for their innocent lives, begging to live in their unspoilt Eden a little longer.

“Give us some time. Please?”

“Time’s up,” says the Man,

and Mr. Murray makes the moment memorable.

But is the play? Good though David Burtka and Kathleen Early

are as the Boy and Girl, their innocence is contrived. But then, Mr. Albee has

re-created the innocence of youth in the romantic form of some neo–woodland

fantasy where giddy, naked adolescents frolic in an idealized Eden. The

simple-mindedness of his message is signaled by the giant pacifier-or monstrous

tit-of John Arnone’s nursery set. There are one too many random diversions

teasing away the time quite innocuously-about writers, sentimental movies,

pretending to be blind, hard-ons, the con games of evil gypsies who steal money

and children. It is unremarkable for Mr. Albee to keep pointing out to us that

people often cope with reality by avoiding it. But it is the blatancy of his

oft-repeated message that proves glib.

“If you have no wounds, how can you know if you’re alive? If

you have no scar, how do you know who you are …?” And again: “If you

don’t have the wound of a broken heart, how can you know you’re alive?” And one

positively final time: “Wounds, children, wounds. Learn from it. Without

wounds, what are you?”

This mantra of discontent is jaded, not tragic. Mr. Albee is

like the Wicked Witch cursing the innocent young with dire warnings about

growing up. “Listen to me, my lovelies!” the Wicked Witch tells us, raising a

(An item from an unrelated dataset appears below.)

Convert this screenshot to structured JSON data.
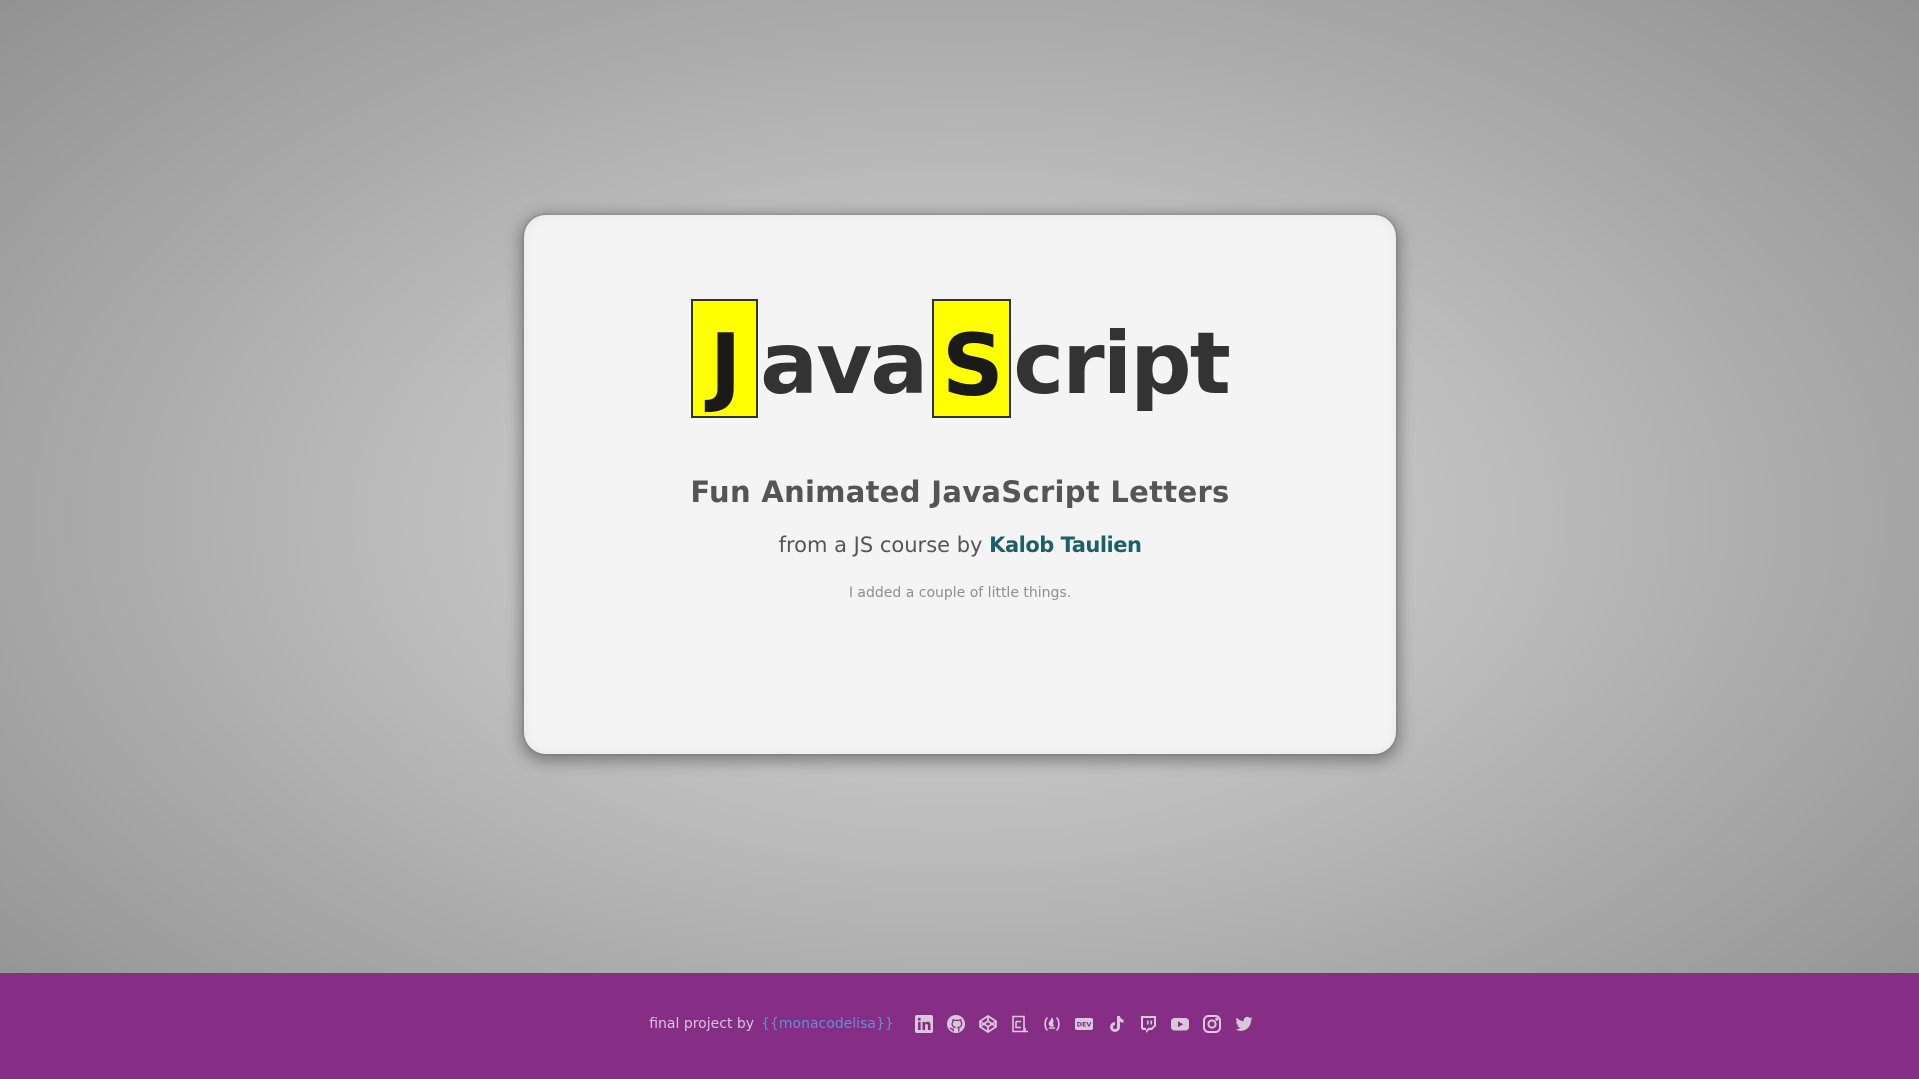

gnarled hand to the heavens. “Better you know it now. Life is horrible. Life

sucks! Mark my wise words. You’ll thank me for them one day.”